Senate committee considers tax incentives for alternative fuels

By Michael Famiglietti

Washington - Should the federal government increase tax incentives for those who purchase or manufacture alternative fuel technology?

That's what the Senate Finance Committee tried to figure out Thursday as five experts weighed the pros and cons for them.

Worried about the effects fuel emissions have on the environment and the United States' dependence on foreign oil, committee members seemed stumped on how to fix the problem. "America is the world's biggest oil consumer," said Sen. Max Baucus, D-Mont., the committee chairman. "And where we once led the world in oil production, America now imports two out of every three barrels of oil, often from unstable places."

Vinod Khosla, an ethanol advocate and founder of a consulting firm that also finances entrepreneurs, urged the committee to recognize what ethanol could do for the country, including reducing petroleum use and boosting rural America's economy. To encourage producers of cellulosic ethanol, which is refined from plant cells instead of corn and sugar, which is used to make regular ethanol, the government should provide a 76 cent tax credit per gallon, he said.

The credit would decline 15 cents per year starting in 2015 and expire in 2020. The Energy Policy Act of 2005 already gives a 10 cent credit per gallon for up to 15 million gallons to manufacturers of alternative fuels. That incentive expires in 2008.

It also entitles car buyers to credits ranging from $250 to $3,400 for purchasing hybrid electric cars and entitles fueling stations to a 30 percent credit toward installing clean-fuel equipment.

Sen. John Kerry, D-Mass., seemed more interested in electric cars than ethanol. He said electric cars powered by the A123 hybrid battery, which is produced in his home state, can get 150 miles per gallon. The additional cost for the battery is $3,500. "I want to give a $4,000 tax incentive for someone to buy that car," he said.

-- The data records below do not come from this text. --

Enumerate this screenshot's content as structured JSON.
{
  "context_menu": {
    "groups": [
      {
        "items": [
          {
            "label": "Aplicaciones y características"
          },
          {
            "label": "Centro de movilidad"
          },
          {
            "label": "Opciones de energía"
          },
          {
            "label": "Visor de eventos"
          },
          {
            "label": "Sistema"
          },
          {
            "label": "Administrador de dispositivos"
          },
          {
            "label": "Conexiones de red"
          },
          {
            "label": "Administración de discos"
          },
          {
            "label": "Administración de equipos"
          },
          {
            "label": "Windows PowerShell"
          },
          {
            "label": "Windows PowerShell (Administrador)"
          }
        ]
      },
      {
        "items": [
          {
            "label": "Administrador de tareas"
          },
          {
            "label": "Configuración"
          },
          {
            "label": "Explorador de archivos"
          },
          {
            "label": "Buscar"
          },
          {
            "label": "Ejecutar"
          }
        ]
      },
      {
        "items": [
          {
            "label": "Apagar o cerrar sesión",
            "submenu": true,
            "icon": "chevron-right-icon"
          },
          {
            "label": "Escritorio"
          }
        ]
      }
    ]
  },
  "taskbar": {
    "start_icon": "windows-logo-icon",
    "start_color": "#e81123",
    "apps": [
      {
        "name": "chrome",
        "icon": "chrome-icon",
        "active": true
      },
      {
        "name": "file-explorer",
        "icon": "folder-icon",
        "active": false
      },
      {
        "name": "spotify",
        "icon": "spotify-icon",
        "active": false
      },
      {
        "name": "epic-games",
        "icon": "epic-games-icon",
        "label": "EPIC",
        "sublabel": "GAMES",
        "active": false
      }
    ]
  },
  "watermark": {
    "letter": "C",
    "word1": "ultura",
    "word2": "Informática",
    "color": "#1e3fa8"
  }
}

But other witnesses debated whether companies could produce them fast enough to make an impact. Bruce Dale, a professor of chemical engineering at Michigan State University, said whatever path the committee chooses, it must wean the country off oil.

"Let's keep our eyes on the petroleum ball," he said. "That is the key issue."

Source: Scripps Howard Foundation Wire